Not so long ago, librarians and publishers were concerned about Why Boys Don’t Read. Why the gap in boy-girl reading scores? Did boys need special handling, or special reading matter? The “Guys Read” initiative by Jon Scieszka sought to write, develop, and recommend books that would be of special appeal to the Y chromosome crowd: fast-paced, humorous, gripping fiction and nonfiction. No one doubted that boys, in general (and allowing for plenty of exceptions), might need a little extra “oomph” to hook them on the joys of literature and hopefully lead to more challenging fare. At Redeemed Reader we did our part (see “Stalking the Elusive Boy Reader”), and we still tag books we consider of particular interest to boys.
But the push for boy books soon ran up against the opposite tide of girl power. Within just a few years, the very idea that boys and girls might prefer different kinds of reading was considered anathema. Advocates for the girls ran to the front lines to declare “Let books be books!” To label one story as “good for boys” was automatically seen as privileging males and excluding girls.
I don’t think that was the issue at all—no one said anything about steering females away from Captain Underpants or The Wimpy Kid. But according to current gender theory, we’re not supposed to see any difference in boys and girls—unless, of course, some boys identify as girls, and vice versa. Then, the differences are obvious and must be celebrated.

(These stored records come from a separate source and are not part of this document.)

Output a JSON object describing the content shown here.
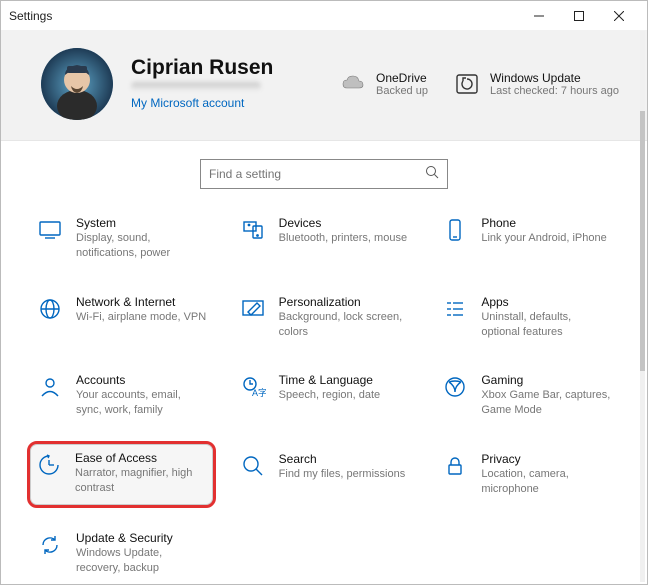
{
  "window": {
    "title": "Settings"
  },
  "header": {
    "user_name": "Ciprian Rusen",
    "account_link": "My Microsoft account",
    "onedrive": {
      "title": "OneDrive",
      "sub": "Backed up"
    },
    "windows_update": {
      "title": "Windows Update",
      "sub": "Last checked: 7 hours ago"
    }
  },
  "search": {
    "placeholder": "Find a setting"
  },
  "tiles": {
    "system": {
      "title": "System",
      "sub": "Display, sound, notifications, power"
    },
    "devices": {
      "title": "Devices",
      "sub": "Bluetooth, printers, mouse"
    },
    "phone": {
      "title": "Phone",
      "sub": "Link your Android, iPhone"
    },
    "network": {
      "title": "Network & Internet",
      "sub": "Wi-Fi, airplane mode, VPN"
    },
    "personal": {
      "title": "Personalization",
      "sub": "Background, lock screen, colors"
    },
    "apps": {
      "title": "Apps",
      "sub": "Uninstall, defaults, optional features"
    },
    "accounts": {
      "title": "Accounts",
      "sub": "Your accounts, email, sync, work, family"
    },
    "time": {
      "title": "Time & Language",
      "sub": "Speech, region, date"
    },
    "gaming": {
      "title": "Gaming",
      "sub": "Xbox Game Bar, captures, Game Mode"
    },
    "ease": {
      "title": "Ease of Access",
      "sub": "Narrator, magnifier, high contrast"
    },
    "search_t": {
      "title": "Search",
      "sub": "Find my files, permissions"
    },
    "privacy": {
      "title": "Privacy",
      "sub": "Location, camera, microphone"
    },
    "update": {
      "title": "Update & Security",
      "sub": "Windows Update, recovery, backup"
    }
  }
}
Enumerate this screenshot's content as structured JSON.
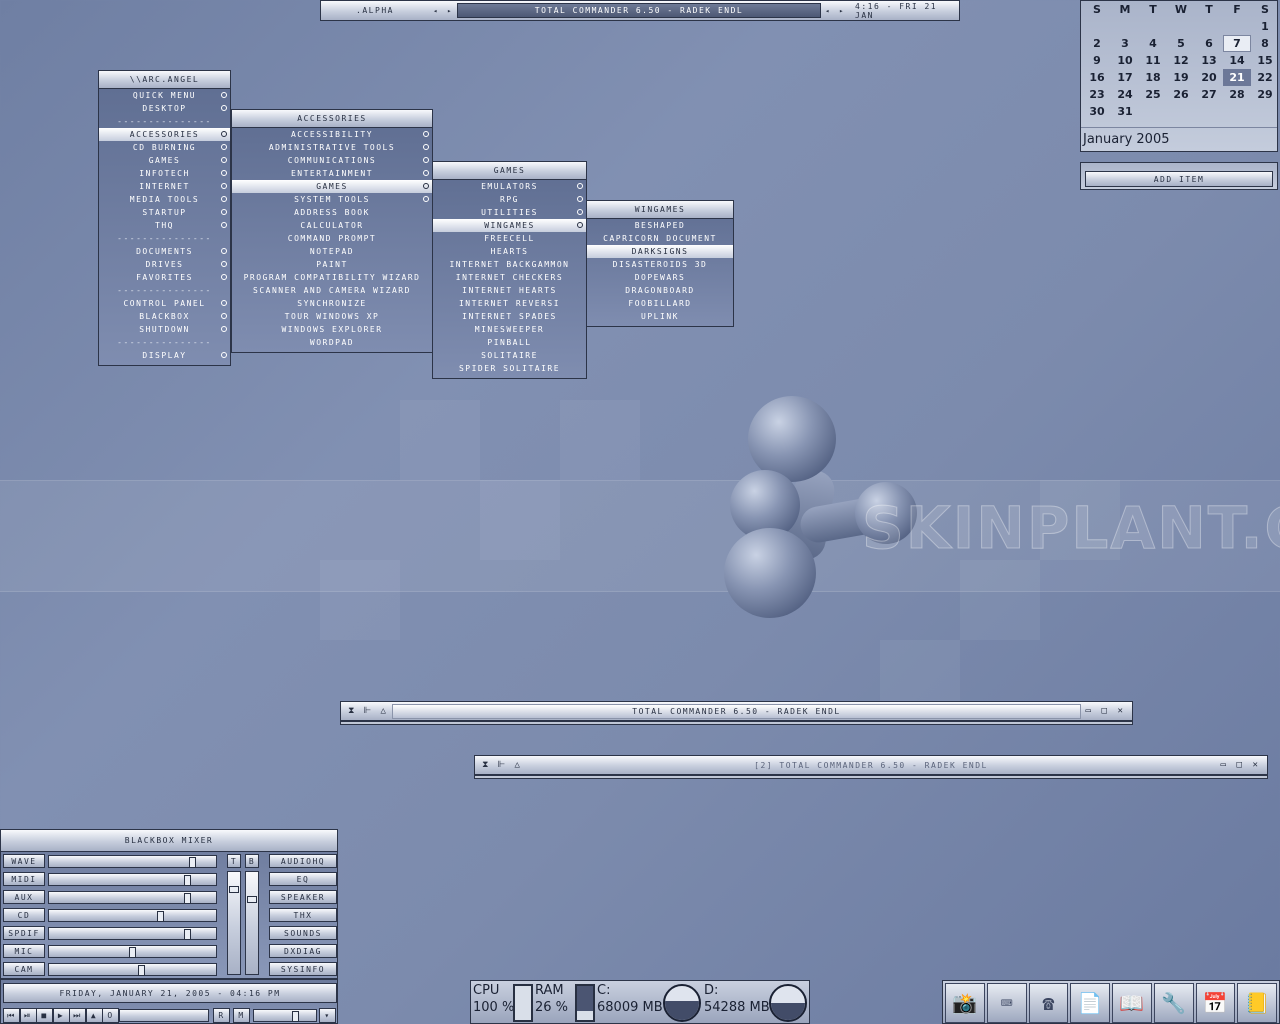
{
  "toolbar": {
    "left_label": ".ALPHA",
    "title": "TOTAL COMMANDER 6.50 - RADEK ENDL",
    "clock": "4:16 - FRI 21 JAN",
    "arrow_left": "◂",
    "arrow_right": "▸"
  },
  "start_menu": {
    "title": "\\\\ARC.ANGEL",
    "items": [
      "QUICK MENU",
      "DESKTOP",
      "---------------",
      "ACCESSORIES",
      "CD BURNING",
      "GAMES",
      "INFOTECH",
      "INTERNET",
      "MEDIA TOOLS",
      "STARTUP",
      "THQ",
      "---------------",
      "DOCUMENTS",
      "DRIVES",
      "FAVORITES",
      "---------------",
      "CONTROL PANEL",
      "BLACKBOX",
      "SHUTDOWN",
      "---------------",
      "DISPLAY"
    ]
  },
  "accessories_menu": {
    "title": "ACCESSORIES",
    "items": [
      "ACCESSIBILITY",
      "ADMINISTRATIVE TOOLS",
      "COMMUNICATIONS",
      "ENTERTAINMENT",
      "GAMES",
      "SYSTEM TOOLS",
      "ADDRESS BOOK",
      "CALCULATOR",
      "COMMAND PROMPT",
      "NOTEPAD",
      "PAINT",
      "PROGRAM COMPATIBILITY WIZARD",
      "SCANNER AND CAMERA WIZARD",
      "SYNCHRONIZE",
      "TOUR WINDOWS XP",
      "WINDOWS EXPLORER",
      "WORDPAD"
    ]
  },
  "games_menu": {
    "title": "GAMES",
    "items": [
      "EMULATORS",
      "RPG",
      "UTILITIES",
      "WINGAMES",
      "FREECELL",
      "HEARTS",
      "INTERNET BACKGAMMON",
      "INTERNET CHECKERS",
      "INTERNET HEARTS",
      "INTERNET REVERSI",
      "INTERNET SPADES",
      "MINESWEEPER",
      "PINBALL",
      "SOLITAIRE",
      "SPIDER SOLITAIRE"
    ]
  },
  "wingames_menu": {
    "title": "WINGAMES",
    "items": [
      "BESHAPED",
      "CAPRICORN DOCUMENT",
      "DARKSIGNS",
      "DISASTEROIDS 3D",
      "DOPEWARS",
      "DRAGONBOARD",
      "FOOBILLARD",
      "UPLINK"
    ]
  },
  "calendar": {
    "weekdays": [
      "S",
      "M",
      "T",
      "W",
      "T",
      "F",
      "S"
    ],
    "days": [
      "",
      "",
      "",
      "",
      "",
      "",
      "1",
      "2",
      "3",
      "4",
      "5",
      "6",
      "7",
      "8",
      "9",
      "10",
      "11",
      "12",
      "13",
      "14",
      "15",
      "16",
      "17",
      "18",
      "19",
      "20",
      "21",
      "22",
      "23",
      "24",
      "25",
      "26",
      "27",
      "28",
      "29",
      "30",
      "31"
    ],
    "today": "21",
    "marked": "7",
    "month": "January 2005",
    "add_item": "ADD ITEM"
  },
  "watermark": "SKINPLANT.COM",
  "windows": [
    {
      "title": "TOTAL COMMANDER 6.50 - RADEK ENDL",
      "state": "active"
    },
    {
      "title": "[2] TOTAL COMMANDER 6.50 - RADEK ENDL",
      "state": "inactive"
    }
  ],
  "mixer": {
    "title": "BLACKBOX MIXER",
    "channels": [
      {
        "label": "WAVE",
        "level": 0.88,
        "side": "AUDIOHQ"
      },
      {
        "label": "MIDI",
        "level": 0.85,
        "side": "EQ"
      },
      {
        "label": "AUX",
        "level": 0.85,
        "side": "SPEAKER"
      },
      {
        "label": "CD",
        "level": 0.68,
        "side": "THX"
      },
      {
        "label": "SPDIF",
        "level": 0.85,
        "side": "SOUNDS"
      },
      {
        "label": "MIC",
        "level": 0.5,
        "side": "DXDIAG"
      },
      {
        "label": "CAM",
        "level": 0.56,
        "side": "SYSINFO"
      }
    ],
    "treble_label": "T",
    "bass_label": "B",
    "treble_level": 0.85,
    "bass_level": 0.75
  },
  "player": {
    "date": "FRIDAY, JANUARY 21, 2005 - 04:16 PM",
    "buttons": [
      "⏮",
      "⏯",
      "■",
      "▶",
      "⏭",
      "▲",
      "o"
    ],
    "repeat": "R",
    "mute": "M",
    "menu": "▾",
    "volume": 0.7
  },
  "sysmon": {
    "cpu_label": "CPU",
    "cpu_value": "100 %",
    "cpu_level": 1.0,
    "ram_label": "RAM",
    "ram_value": "26 %",
    "ram_level": 0.26,
    "c_label": "C:",
    "c_value": "68009 MB",
    "c_level": 0.55,
    "d_label": "D:",
    "d_value": "54288 MB",
    "d_level": 0.5
  },
  "tray_icons": [
    "📸",
    "⌨",
    "☎",
    "📄",
    "📖",
    "🔧",
    "📅",
    "📒"
  ]
}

The gender battles going on all over our culture are too knotty and extensive to detail here, but one facet of it is how girls are now portrayed as “strong” in books, movies, and TV. The kick-butt heroine has been around since even before Katniss Everdeen, but it gets a little ridiculous when pirates, gladiators, knights, and other naturally male roles are played by girls. Surveying recent YA and MG titles, I found a female gladiator, several knights, and a whole series of pirates. (And yes, I’m aware of two historical female pirates and I know that women sometimes served as gladiators—but they fought dwarfs, animals, or other women, not muscly guys like Russell Crowe.) Even when they don’t stretch to such obvious lengths, girl characters are routinely portrayed as tough, analytical, and risk-prone. In real life, some girls do fit that profile, but physical toughness, etc. are not generally characteristic of females in any species.
It seems a whole lot of girls may be are learning that “strength” looks exactly the same in male and female, with no clue that women have their own kinds of strength. Loyalty, helpfulness, sympathy, steadfastness, and virtue are not as dramatic as swordplay, but they are essential to healthy societies. Does contemporary children’s literature still reflect strengths like these?
Recently I got together with Alexis Neal and Victoria Farmer at the Christian Feminist Podcast to talk about it. We delve into the strong characters we admired as young readers, share recommendations of current favorites, and talk about historical anachronisms in portraying female strength today. The podcast is a little over an hour long, but if you’re cooking or cleaning up (my usual podcast time), give a listen here:
Show notes with links to related podcasts and recommended books are here:
What “strong girl” heroines would you recommend? Let us know in the comments!